Opening track, “Slither in the Rain,” all hissing high-hat and spectral synthlines, is a true statement of intent. It’s minimal and atmospheric, foregrounding Bateh’s raw vocals as he introduces one of 'Love On My Mind’s main characters, years after the events of the album are over, a lonely man who throws bottles at airplanes and dances a two-step in the pattern of a figure-8. While Bateh has always been adept at character sketches, here we are introduced to a newfound vulnerability that runs true through the entire album and causes the songs to hit on a more human level. It’s a change he readily acknowledges.
“The lyrics for 'Love on My Mind' are a little more personal,” he admits, “and definitely more vulnerable and human. There’s more of a focus on realism. I think part of that was because I’d become zoned in on photography during lockdown. Being in NYC without being able to actually experience it made me search for representations of the way it feels to be running around in the city. And I found that in photographs. Mainly, Ballad of Sexual Dependency by Nan Goldin. This also influenced the decision to make one of the characters in the story a photographer, presenting pieces of the story through her snapshots.”
That’s something that makes sense of a track like “Point And Shoot” - – in which each stanza describes the louche, lawless scenes of “rooftop girls / standing shoulder-to-shoulder, naked figures with their hips / cocked,” busted up jaws, and couches full of burn-holes captured by the snapshots of 'Love on My Mind’s female lead – displays an autobiographical intimacy that is not as apparent in Bambara’s previous releases. There’s also a newfound tenderness here that hasn’t always been present before – especially on “Birds”, a rare love song (from which the releases’s title is derived) and album closer “Little Wars” a gripping finale of loneliness and isolation.

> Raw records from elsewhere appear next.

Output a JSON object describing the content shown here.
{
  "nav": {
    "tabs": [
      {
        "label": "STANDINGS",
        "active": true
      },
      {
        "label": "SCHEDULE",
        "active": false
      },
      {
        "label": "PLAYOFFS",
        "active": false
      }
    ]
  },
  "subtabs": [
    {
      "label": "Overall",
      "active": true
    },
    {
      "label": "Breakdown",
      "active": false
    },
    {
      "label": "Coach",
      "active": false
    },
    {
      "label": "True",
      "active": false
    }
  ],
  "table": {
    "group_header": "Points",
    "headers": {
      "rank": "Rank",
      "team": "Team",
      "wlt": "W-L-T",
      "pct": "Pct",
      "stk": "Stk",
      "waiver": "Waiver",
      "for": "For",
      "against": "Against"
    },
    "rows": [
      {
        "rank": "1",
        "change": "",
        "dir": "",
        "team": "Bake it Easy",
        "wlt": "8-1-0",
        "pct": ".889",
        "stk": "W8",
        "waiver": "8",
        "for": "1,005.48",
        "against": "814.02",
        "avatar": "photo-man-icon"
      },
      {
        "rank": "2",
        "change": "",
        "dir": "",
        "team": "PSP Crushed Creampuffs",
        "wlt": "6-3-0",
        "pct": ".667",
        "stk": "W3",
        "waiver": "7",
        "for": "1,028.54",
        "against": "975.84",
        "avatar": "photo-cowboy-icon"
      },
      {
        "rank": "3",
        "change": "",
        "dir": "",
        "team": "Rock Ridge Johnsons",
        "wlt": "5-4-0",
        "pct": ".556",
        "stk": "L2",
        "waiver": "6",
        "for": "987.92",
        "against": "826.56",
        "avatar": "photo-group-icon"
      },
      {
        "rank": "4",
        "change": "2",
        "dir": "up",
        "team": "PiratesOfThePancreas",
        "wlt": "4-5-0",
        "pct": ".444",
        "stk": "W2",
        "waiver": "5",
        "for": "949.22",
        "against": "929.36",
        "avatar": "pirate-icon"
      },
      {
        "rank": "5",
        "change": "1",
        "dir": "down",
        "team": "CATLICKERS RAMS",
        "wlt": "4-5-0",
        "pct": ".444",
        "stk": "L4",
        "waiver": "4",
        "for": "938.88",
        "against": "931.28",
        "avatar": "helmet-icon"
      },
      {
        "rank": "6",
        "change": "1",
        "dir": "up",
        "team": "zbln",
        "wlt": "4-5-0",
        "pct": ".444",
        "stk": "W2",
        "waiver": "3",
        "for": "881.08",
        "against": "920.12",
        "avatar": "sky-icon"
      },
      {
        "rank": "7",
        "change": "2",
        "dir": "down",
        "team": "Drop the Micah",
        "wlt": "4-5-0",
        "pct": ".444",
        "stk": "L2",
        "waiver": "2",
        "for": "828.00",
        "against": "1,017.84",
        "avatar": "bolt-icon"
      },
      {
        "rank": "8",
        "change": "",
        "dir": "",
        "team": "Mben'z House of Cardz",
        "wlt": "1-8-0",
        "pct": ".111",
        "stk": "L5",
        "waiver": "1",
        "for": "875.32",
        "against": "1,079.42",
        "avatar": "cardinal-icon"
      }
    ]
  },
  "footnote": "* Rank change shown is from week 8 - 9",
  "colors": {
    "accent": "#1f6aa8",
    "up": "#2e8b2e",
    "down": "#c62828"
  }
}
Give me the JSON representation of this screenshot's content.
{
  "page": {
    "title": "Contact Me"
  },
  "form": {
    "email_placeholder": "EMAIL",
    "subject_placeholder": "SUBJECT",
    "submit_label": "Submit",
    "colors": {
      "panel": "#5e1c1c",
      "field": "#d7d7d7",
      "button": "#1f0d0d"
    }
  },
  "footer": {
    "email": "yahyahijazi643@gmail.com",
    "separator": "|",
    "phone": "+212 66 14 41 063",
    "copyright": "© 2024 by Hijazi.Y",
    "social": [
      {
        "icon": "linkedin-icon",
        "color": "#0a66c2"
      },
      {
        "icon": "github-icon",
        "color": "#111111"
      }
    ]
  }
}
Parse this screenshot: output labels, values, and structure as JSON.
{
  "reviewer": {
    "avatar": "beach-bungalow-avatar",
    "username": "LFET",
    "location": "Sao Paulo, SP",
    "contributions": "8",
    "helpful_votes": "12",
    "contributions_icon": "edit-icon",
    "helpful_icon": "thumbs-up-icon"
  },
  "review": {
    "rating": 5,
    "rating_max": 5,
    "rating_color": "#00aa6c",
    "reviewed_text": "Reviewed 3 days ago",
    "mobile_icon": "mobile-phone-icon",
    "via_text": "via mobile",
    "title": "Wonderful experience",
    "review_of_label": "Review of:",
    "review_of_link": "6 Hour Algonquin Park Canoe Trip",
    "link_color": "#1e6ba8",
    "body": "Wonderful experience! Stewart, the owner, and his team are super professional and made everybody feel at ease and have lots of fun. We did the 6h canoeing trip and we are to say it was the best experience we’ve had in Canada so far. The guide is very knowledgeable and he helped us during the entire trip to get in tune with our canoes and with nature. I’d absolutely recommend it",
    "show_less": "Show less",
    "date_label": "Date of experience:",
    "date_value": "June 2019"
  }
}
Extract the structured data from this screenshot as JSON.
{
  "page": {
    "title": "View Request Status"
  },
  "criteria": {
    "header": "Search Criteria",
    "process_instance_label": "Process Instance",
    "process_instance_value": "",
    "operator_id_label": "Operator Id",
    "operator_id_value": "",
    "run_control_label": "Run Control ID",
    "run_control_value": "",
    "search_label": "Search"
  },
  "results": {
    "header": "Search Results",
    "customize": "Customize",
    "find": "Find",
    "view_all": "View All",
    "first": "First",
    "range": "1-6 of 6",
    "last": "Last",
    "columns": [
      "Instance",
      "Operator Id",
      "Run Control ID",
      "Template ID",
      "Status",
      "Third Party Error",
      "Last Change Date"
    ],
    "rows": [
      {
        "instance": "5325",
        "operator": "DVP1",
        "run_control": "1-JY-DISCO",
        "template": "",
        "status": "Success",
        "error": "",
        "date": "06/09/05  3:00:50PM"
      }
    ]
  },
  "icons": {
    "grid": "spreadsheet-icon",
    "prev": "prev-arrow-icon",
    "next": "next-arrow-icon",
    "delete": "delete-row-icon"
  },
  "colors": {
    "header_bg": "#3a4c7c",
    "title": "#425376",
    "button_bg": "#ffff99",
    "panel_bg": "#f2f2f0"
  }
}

It's important to note though that in the refiguring of their sonic and lyrical sensibilities, Bambara haven’t lost the thrill of what attracted so many people to them in the first place. It’s just here the wild, kinetic energy is channeled like never before. Put simply, often this mini album just rampages. “Mythic Love” (featuring vocals from Bria Salmena), with its driving bassline and ricocheting guitar lines, brings to mind past rave-ups like “Serafina” and “Sunbleached Skulls” but obliterates them in the process, while “Feelin’ Like A Funeral” – a dangerously oscillating tale of a city knifing – is probably the most thrillingly anthemic song the band have ever recorded.
It all just contributes to the picture of something truly special. "Love on My Mind" is another massive step forward for Bambara, the boldest thing they’ve ever done and the sound of yet another breakthrough. This time though, absolutely nothing’s going to stop them following through on it.
Black or green vinyl in full colour sleeve.